Perhaps you are familiar with this line from the Old Testament book, Ecclesiastes:

There is an appointed time for everything, and a time for every affair under
the heavens. (Ecc 3:1)

or, maybe like me you remember this little ditty:
To everything (turn, turn, turn)
There is a season (turn, turn, turn)
And a time to every purpose, under heaven (The Byrds)

We are deep into a season within the Church that seems so….well, ordinary. What purpose could there be to something that has such a boring name? Here’s a thought…ordinary time is like a summer road trip. It’s not that these times aren’t important; they are monumentally important because they take us closer toward our goal.

We have three kids and plane tickets are expensive, so when we travel it’s almost always by car. Drives to Florida have become routine since my parents’ move there. Washington DC? Yep. New York City? You bet. If we want to go somewhere, we pile in the car, excited to get to our destination but just as happy to spend the next 10-20 hours hanging out together with no distractions. There have been times of gut-busting laughter ringing through the confines of our family automobile and times of serious conversations with maturing children. When we drove to Florida while my mom was on life-support there, we shared tears and quiet consolations. Driving to NY for a one-night stop just to see a musical on Broadway involved a great deal of silliness. Through all of these trips and many more we have grown closer as a family. Those quiet hours, listening to my grown children softly snoring in the backseat, are priceless to me. While we eagerly or anxiously anticipated getting to our destination, we enjoyed the journey.

Our liturgical journey is no different. The Church gifts us with the opportunity to spend some quiet time, not away from the Mass, but drawing closer as a family through the shared experience of the trip through it. “Ordinary” comes from a Latin word meaning: ordered, numbered, counted – NOT boring. If “Ordinary Time” is ordered/numbered time, what are we ordered toward? What are we counting to? Ultimately, Ordinary Time is moving us, as a pilgrim Church, toward the return of Christ, but until then we move toward the final Sunday in OT, Christ the King of the Universe.

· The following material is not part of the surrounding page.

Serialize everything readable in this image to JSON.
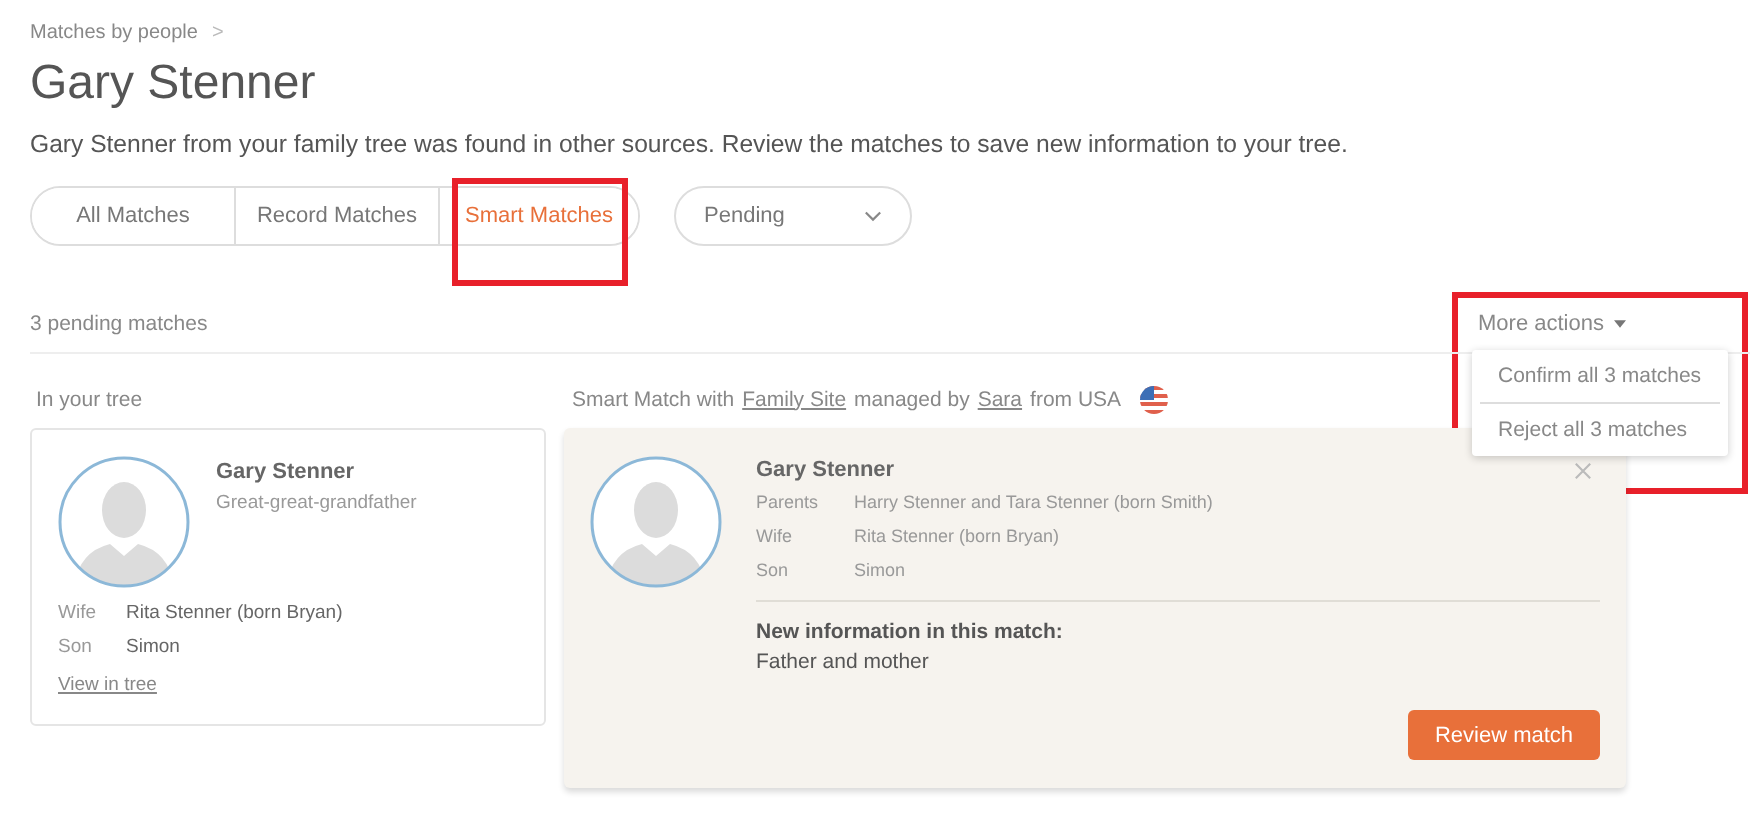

These 33 or 34 weeks (depending on when Easter falls) allow us a chance to experience the life of Christ and the life of the Church without the intense focus of an event. We can and should soak in this time. Through this season our readings lay out for us the journey Christ took in His life. We read about His miracles, His prayer time, His friendships and sorrows. We become immersed in His dayto-day life. This is our chance to grow closer to Him in the “ordinary” events of life and to be continually converted. The appropriate liturgical color for Ordinary Time is green because green is the color of growth, and we are called to grow in our faith, grow closer to Jesus, grow deeper in love during this season. It’s not stagnant; it’s alive!

I’m sure you’ve heard the phrase that life is what happens while you’re busy making other plans. This is Ordinary Time. The time of life that passes, almost silently, while we are distracted with heat, vacations, fall/back to school planning, scheduling Thanksgiving meals with all the extended family, fretting over that post-holiday credit card bill….these are the weeks that Jesus invites us to walk closer to Him.

What if it still seems boring (aka: are we there yet syndrome)? Well, try bringing some of the season into your home the same as you would with an Advent wreath or Christmas tree. Use a green tablecloth for the dinner table. Plant a few plants with small children and spend time nurturing their growth together. When you are out of town on vacation, find a local parish. Focus on the original “green” movement where we are called by God to care for the planet that He has given us. Help your children understand their responsibility to recycle-reduce-reuse through this lens. Above all, don’t skip out on Mass. God wants to spend some time with you, Jesus wants to give Himself to you, the Holy Spirit wants to pour Himself into you…even during this ordinary time!